It is not hard to see how David foreshadows Jesus, who years later, though rightfully king, was rejected and despised. He came and calls all who labour and are heavy laden to come to Him, for He promises rest (Matt 11:28). This is the same God who called His people in Isaiah 55:1, “Come, everyone who thirsts, come to the waters; and he who has no money, come, buy and eat! Come, buy wine and milk without money and without price." Many were drawn to Him and He did not turn away those who were struggling and in need. 

Spurgeon helps us see more of Christ in the verses in 1 Samuel 22: “They went to Him for three reasons—because they were distressed, because they were in debt and because they were discontented. Those who have no power should take heart because Christ is the power of God. There is ability in him to make up for all our impotency. We may come and cast ourselves with all our weaknesses on His irresistible might, and we will have a full supply of all our souls need. Come to Jesus, all who are lost, ruined, undone, poverty stricken.”
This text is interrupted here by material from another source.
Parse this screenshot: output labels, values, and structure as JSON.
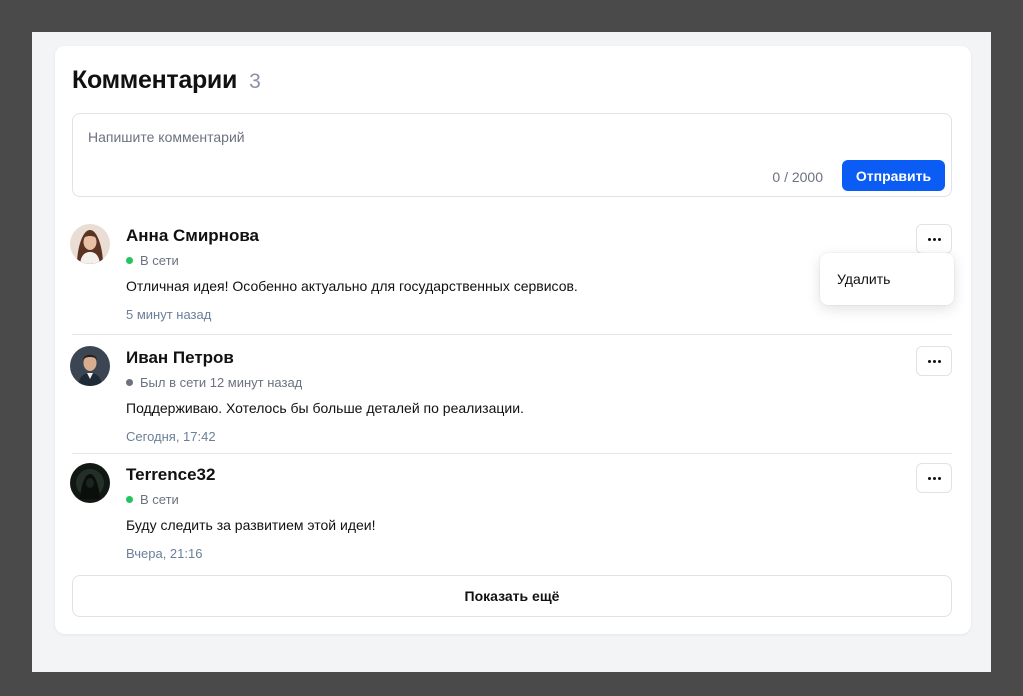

Jesus welcomed them and continues to do so today. This is how you and I were drawn out of darkness into His marvellous light, where our old selves were put to death and given new selves. He calls us who are lost, undone, ruined, poverty stricken and promises us the riches of His abundant grace. He continues to call those who are needy to Him. 

These are the people in His church—once needy, now drawing from the riches of His grace. There will be times when we feel discouraged and overwhelmed by our needs and the needs of others. The gatherings on Sundays serve as wonderful opportunities for us to find rest for our souls—Sabbath rest that the Lord of the Sabbath promises to grant us. We bring our needs to Him and lay them before Him, trusting that our sins have been paid in full by Jesus on that cross, and now the resurrected Christ enables us to live new lives. 

I will arise and go to Jesus;
He will embrace me in His arms.
In the arms of my dear Savior,
Oh, there are ten thousand charms.